All of this is done based on the following sub steps:
1. Setting a uniform goal and definitions.
Example of a goal: better health related quality of life experience for vulnerable elderly in South-East Amsterdam. Definition: we consider a health related quality of life experience to be ‘better’ when…, we define ‘vulnerable elderly’ as…
2. Data collection, storage and management.
In the example mentioned we collect data about the inhabitants of South-East Amsterdam.
3. Risk assessment population.
We analyze the data. Are there many vulnerable elderly people in South-East Amsterdam? How do they experience their health?
4. Identification of risk groups.
Are there vulnerable elderly in South-East Amsterdam that experience significantly more health problems than other groups? Single or lonely elders for example?
5. Intervention for high risk groups.
We organize interventions for vulnerable elders that experience a lot of health problems. We monitor them more often, for example.
6. Measuring and monitoring outcomes.
Did the intervention work? Are the vulnerable elders experiencing fewer problems?
Step 4: Form an organizational network
As we’ve said before: it is important that organizations work together closely and form a network for population health management to be a success. This network should have an official legal form, so they can collectively finance their healthcare. But what is the best way to make this happen? We can distinguish between three types of organizational networks:

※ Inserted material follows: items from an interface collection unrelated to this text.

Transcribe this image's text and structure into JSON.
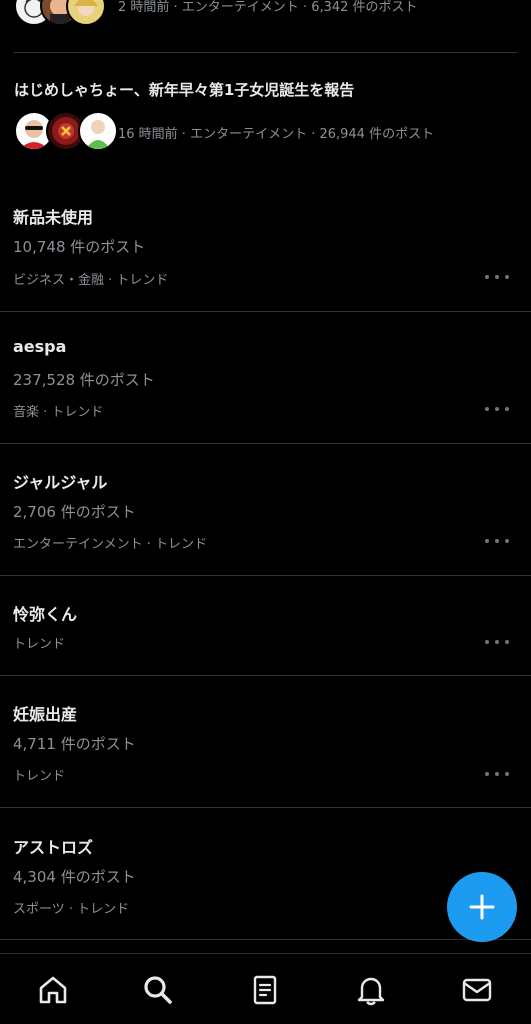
{
  "top_story": {
    "meta": "2 時間前 · エンターテイメント · 6,342 件のポスト",
    "avatar_icons": [
      "avatar-illustration-icon",
      "avatar-woman-icon",
      "avatar-blonde-icon"
    ]
  },
  "news_story": {
    "headline": "はじめしゃちょー、新年早々第1子女児誕生を報告",
    "meta": "16 時間前 · エンターテイメント · 26,944 件のポスト",
    "avatar_icons": [
      "avatar-man-icon",
      "avatar-red-logo-icon",
      "avatar-green-character-icon"
    ]
  },
  "trends": [
    {
      "title": "新品未使用",
      "count": "10,748 件のポスト",
      "category": "ビジネス・金融 · トレンド"
    },
    {
      "title": "aespa",
      "count": "237,528 件のポスト",
      "category": "音楽 · トレンド"
    },
    {
      "title": "ジャルジャル",
      "count": "2,706 件のポスト",
      "category": "エンターテインメント · トレンド"
    },
    {
      "title": "怜弥くん",
      "count": "",
      "category": "トレンド"
    },
    {
      "title": "妊娠出産",
      "count": "4,711 件のポスト",
      "category": "トレンド"
    },
    {
      "title": "アストロズ",
      "count": "4,304 件のポスト",
      "category": "スポーツ · トレンド"
    }
  ],
  "fab": {
    "icon": "plus-icon",
    "color": "#1d9bf0"
  },
  "bottom_nav": {
    "items": [
      {
        "icon": "home-icon"
      },
      {
        "icon": "search-icon"
      },
      {
        "icon": "notes-icon"
      },
      {
        "icon": "bell-icon"
      },
      {
        "icon": "mail-icon"
      }
    ]
  },
  "colors": {
    "background": "#000000",
    "text_primary": "#e7e9ea",
    "text_secondary": "#8b9196",
    "divider": "#2f3336",
    "accent": "#1d9bf0"
  }
}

1. The self-regulating network
This is the simplest form. It consists of different organizations that work together collectively, but do not have a separate managerial body. The network members themselves are the managers. This form is least suitable for population health management.

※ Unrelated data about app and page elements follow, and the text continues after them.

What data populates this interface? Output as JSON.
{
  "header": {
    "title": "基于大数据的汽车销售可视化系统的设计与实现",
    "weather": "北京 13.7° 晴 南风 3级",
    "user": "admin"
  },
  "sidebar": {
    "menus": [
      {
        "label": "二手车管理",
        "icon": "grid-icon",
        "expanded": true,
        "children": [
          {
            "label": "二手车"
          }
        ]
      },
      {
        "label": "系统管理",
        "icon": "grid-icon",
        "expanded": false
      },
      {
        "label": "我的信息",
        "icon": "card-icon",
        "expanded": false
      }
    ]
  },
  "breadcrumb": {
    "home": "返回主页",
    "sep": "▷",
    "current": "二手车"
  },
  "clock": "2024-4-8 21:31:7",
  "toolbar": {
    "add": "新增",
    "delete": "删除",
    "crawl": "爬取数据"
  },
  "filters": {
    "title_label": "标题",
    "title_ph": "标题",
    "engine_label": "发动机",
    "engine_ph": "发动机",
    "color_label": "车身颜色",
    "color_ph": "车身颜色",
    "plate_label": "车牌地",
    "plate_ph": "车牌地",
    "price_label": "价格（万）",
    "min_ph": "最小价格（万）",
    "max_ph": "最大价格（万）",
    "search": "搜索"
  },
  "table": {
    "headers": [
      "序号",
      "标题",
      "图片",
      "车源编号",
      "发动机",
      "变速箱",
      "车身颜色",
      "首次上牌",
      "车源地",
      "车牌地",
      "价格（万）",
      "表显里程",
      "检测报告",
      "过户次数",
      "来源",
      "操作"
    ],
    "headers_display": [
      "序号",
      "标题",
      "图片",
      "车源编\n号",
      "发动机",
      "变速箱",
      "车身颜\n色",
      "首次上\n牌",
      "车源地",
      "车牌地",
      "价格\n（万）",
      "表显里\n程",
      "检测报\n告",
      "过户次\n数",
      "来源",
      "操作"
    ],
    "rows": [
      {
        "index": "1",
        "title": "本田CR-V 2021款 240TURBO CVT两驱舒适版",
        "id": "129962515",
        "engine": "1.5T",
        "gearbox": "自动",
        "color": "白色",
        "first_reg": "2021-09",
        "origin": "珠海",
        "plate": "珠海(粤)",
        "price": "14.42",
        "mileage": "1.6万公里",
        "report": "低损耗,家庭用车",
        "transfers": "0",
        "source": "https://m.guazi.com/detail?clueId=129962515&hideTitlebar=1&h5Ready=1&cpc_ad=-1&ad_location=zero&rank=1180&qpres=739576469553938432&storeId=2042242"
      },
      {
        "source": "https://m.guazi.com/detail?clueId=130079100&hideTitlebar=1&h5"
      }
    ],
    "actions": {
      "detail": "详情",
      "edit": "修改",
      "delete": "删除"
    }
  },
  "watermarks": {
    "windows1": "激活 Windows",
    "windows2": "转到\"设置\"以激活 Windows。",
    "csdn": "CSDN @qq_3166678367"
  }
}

2. Leader and organizational network
In this type of network, the members share one common goal and there is cooperation and interaction. One of the members has a managerial function. This member coordinates the decisions of the network and is a part of it at the same time.
3. Network administrative organization
This is a network with an integrated autonomous unit that has the task of coordinating the network and its activities. This so-called network administrative organization is not an active party in the network themselves. Its job is to manage the network separately from the other parties. International research has concluded that this is the most suitable network form for population health management.
Step 5: Outcome Financing
The last step is financing. This should be done on the basis of value based payment models. Healthcare providers and networks receive a fixed amount per inhabitant or insured person in their population, whether this person makes use of care or not. Since there is a set amount per citizen, they will not have to access healthcare as much. This encourages professionals to work on the basis of shared goals instead of worrying about individual costs. To make this happen, the healthcare provision needs to be as efficient as possible. It is essential to have a well-functioning network of healthcare organizations in order to make this happen.
Masterclass Working Together on Value-based Healthcare
Good cooperation is essential for good population health management. There are certain obstacles that need to be overcome in order to achieve this. That is why Essenburgh Research & Consultancy is organizing a masterclass Working Together on Value-based Healthcare. Here you will learn to recognize and overcome obstacles to cooperation within your organization and with other organizations. This masterclass is meant for managers, directors and other healthcare professionals. For more information, click here or click the banner for the brochure.